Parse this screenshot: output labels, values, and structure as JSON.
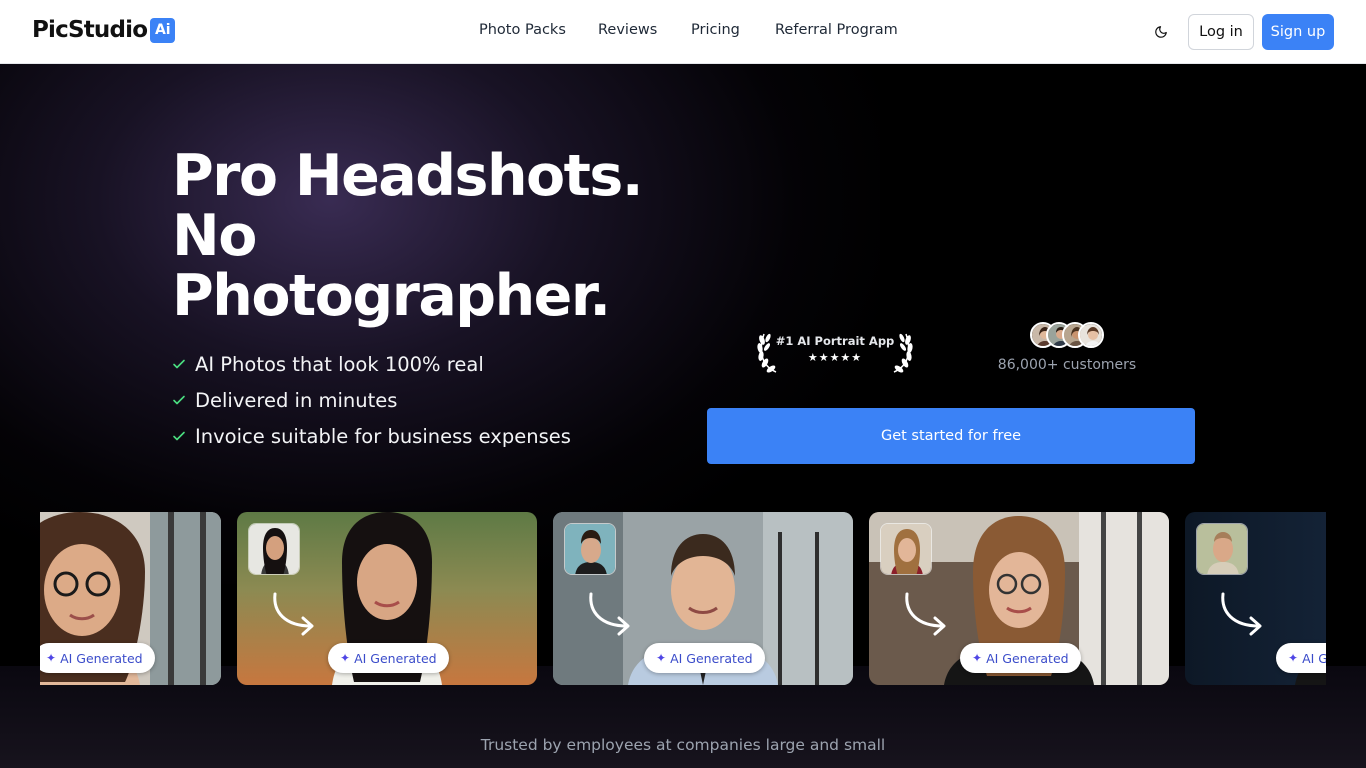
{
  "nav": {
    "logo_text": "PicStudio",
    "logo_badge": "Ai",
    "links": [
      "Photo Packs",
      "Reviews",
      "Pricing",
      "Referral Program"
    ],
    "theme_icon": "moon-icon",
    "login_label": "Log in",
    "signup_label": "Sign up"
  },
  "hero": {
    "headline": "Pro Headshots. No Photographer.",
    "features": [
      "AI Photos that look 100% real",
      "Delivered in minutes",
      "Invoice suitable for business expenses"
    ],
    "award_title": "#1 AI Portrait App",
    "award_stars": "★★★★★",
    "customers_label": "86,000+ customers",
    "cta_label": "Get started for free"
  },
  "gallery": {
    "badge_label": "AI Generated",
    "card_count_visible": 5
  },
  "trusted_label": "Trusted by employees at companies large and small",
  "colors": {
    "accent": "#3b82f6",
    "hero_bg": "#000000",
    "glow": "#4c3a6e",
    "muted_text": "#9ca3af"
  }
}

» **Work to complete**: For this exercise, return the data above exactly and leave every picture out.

» **Answer for this exercise**:
Parse this screenshot: output labels, values, and structure as JSON.
{
  "nav": {
    "logo_text": "PicStudio",
    "logo_badge": "Ai",
    "links": [
      "Photo Packs",
      "Reviews",
      "Pricing",
      "Referral Program"
    ],
    "theme_icon": "moon-icon",
    "login_label": "Log in",
    "signup_label": "Sign up"
  },
  "hero": {
    "headline": "Pro Headshots. No Photographer.",
    "features": [
      "AI Photos that look 100% real",
      "Delivered in minutes",
      "Invoice suitable for business expenses"
    ],
    "award_title": "#1 AI Portrait App",
    "award_stars": "★★★★★",
    "customers_label": "86,000+ customers",
    "cta_label": "Get started for free"
  },
  "gallery": {
    "badge_label": "AI Generated",
    "card_count_visible": 5
  },
  "trusted_label": "Trusted by employees at companies large and small",
  "colors": {
    "accent": "#3b82f6",
    "hero_bg": "#000000",
    "glow": "#4c3a6e",
    "muted_text": "#9ca3af"
  }
}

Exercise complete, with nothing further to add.